Data provided Block Start
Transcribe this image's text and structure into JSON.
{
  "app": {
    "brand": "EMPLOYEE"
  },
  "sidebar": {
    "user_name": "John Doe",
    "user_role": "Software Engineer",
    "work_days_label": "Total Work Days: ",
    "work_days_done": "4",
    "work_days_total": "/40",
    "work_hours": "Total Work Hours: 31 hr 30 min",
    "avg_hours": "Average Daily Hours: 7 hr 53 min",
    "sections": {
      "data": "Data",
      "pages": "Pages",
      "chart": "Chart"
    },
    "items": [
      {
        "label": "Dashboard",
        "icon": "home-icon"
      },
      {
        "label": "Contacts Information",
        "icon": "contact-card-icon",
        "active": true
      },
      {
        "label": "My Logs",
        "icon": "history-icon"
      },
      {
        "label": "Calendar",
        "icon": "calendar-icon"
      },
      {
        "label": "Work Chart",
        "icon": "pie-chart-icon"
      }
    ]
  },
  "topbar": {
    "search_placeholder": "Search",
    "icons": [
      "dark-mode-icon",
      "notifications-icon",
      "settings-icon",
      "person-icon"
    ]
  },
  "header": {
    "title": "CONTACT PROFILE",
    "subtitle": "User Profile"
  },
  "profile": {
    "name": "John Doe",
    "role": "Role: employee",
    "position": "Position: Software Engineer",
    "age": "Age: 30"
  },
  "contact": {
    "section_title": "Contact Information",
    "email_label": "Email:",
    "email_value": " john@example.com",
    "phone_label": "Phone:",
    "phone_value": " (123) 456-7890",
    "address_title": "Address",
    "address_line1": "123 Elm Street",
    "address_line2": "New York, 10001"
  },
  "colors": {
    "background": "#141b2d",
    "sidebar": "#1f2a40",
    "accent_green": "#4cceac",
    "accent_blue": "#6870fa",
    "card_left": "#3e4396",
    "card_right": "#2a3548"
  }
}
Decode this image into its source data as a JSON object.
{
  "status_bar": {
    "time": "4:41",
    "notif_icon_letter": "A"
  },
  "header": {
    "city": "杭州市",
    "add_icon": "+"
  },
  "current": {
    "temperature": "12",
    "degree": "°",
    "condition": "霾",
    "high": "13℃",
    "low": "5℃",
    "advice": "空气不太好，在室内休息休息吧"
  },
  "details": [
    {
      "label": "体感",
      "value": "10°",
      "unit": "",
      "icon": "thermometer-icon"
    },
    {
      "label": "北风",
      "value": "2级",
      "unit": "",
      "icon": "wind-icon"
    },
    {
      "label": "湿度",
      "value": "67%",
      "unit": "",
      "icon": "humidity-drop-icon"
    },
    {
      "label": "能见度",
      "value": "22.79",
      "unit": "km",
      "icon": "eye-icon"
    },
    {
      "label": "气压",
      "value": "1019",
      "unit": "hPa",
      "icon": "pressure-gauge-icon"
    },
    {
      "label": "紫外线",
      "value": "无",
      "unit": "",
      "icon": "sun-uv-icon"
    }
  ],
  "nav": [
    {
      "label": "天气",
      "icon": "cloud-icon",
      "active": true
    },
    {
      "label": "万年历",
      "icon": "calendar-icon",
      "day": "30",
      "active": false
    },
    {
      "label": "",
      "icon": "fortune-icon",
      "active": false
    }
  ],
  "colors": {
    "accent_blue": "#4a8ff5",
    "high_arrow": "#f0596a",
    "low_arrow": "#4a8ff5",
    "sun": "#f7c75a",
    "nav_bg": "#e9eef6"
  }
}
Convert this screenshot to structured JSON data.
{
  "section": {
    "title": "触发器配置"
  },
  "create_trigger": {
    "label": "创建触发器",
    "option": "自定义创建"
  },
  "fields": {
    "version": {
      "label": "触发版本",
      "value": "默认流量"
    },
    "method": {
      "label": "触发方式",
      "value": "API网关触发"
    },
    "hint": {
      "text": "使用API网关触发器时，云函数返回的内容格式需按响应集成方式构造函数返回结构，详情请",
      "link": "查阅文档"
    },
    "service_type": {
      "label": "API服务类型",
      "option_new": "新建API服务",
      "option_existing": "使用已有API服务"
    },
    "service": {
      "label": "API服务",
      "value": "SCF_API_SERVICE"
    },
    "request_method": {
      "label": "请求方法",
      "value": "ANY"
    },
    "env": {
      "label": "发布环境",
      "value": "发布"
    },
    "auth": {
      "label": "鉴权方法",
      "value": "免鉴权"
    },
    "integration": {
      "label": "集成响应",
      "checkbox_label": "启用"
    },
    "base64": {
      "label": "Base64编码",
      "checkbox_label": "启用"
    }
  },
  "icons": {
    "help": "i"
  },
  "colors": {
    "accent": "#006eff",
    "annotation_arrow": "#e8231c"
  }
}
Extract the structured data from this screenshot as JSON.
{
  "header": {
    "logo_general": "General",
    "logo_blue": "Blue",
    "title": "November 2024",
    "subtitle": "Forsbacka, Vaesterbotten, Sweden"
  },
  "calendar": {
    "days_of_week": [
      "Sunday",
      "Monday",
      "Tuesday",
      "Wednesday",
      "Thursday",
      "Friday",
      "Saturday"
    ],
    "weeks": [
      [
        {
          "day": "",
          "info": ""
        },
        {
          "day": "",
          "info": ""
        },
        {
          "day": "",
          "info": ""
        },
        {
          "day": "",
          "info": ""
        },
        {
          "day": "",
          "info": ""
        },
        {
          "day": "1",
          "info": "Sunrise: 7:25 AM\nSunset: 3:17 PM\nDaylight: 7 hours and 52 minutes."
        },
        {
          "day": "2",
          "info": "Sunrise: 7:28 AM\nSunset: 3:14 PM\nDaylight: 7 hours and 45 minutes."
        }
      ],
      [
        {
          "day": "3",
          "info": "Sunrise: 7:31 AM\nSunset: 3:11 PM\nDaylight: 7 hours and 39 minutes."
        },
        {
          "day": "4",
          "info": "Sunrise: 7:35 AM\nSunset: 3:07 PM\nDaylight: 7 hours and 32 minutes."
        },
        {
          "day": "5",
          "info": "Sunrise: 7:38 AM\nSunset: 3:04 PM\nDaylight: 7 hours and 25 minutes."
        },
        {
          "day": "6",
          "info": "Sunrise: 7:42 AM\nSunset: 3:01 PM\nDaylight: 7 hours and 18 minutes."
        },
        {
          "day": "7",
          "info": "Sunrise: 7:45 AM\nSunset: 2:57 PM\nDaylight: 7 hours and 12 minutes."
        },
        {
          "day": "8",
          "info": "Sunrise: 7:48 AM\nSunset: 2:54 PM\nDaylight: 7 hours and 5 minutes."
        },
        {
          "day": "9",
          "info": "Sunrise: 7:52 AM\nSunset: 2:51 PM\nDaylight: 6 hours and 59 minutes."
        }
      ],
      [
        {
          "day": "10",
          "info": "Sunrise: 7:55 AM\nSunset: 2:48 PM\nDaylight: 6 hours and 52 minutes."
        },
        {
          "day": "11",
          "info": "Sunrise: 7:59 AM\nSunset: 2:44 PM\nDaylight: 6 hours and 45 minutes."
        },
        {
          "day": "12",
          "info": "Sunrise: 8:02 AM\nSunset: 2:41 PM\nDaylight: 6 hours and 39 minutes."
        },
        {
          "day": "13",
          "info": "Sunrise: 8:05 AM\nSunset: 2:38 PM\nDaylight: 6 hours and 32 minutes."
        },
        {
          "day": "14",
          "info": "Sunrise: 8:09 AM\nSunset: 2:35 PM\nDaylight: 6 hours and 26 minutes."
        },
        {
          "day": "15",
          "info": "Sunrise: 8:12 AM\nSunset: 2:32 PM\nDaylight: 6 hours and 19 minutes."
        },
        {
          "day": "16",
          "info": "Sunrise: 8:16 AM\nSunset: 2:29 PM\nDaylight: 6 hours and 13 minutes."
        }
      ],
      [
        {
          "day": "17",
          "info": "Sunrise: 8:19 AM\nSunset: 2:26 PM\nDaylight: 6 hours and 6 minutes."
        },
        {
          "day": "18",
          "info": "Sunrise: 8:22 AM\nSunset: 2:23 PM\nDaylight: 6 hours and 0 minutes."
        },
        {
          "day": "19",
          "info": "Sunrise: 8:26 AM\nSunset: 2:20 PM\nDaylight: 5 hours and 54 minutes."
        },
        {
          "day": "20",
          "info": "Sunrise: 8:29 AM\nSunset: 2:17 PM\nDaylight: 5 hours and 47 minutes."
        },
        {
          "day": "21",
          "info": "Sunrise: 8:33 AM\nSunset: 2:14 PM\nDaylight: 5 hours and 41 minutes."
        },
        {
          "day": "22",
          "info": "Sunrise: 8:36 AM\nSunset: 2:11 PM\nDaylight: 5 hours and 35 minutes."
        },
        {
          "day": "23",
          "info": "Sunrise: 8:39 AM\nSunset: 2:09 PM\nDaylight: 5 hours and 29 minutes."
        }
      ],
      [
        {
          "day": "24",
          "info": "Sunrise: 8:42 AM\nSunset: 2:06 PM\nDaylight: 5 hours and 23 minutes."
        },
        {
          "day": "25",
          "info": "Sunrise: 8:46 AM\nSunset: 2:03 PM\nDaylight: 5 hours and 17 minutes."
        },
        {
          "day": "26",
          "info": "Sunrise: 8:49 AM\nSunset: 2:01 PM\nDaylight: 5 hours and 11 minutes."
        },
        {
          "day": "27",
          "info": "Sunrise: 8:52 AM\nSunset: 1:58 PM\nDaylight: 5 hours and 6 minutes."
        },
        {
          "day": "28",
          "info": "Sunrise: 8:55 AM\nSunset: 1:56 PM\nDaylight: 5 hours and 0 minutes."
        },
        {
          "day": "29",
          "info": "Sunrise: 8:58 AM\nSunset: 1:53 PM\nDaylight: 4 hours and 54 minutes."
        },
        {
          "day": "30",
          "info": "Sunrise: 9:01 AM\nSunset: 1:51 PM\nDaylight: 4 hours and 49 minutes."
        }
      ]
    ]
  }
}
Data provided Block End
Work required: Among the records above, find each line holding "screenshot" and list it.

Solution for this problem:
Convert this screenshot to structured JSON data.
Extract the structured data from this screenshot as JSON.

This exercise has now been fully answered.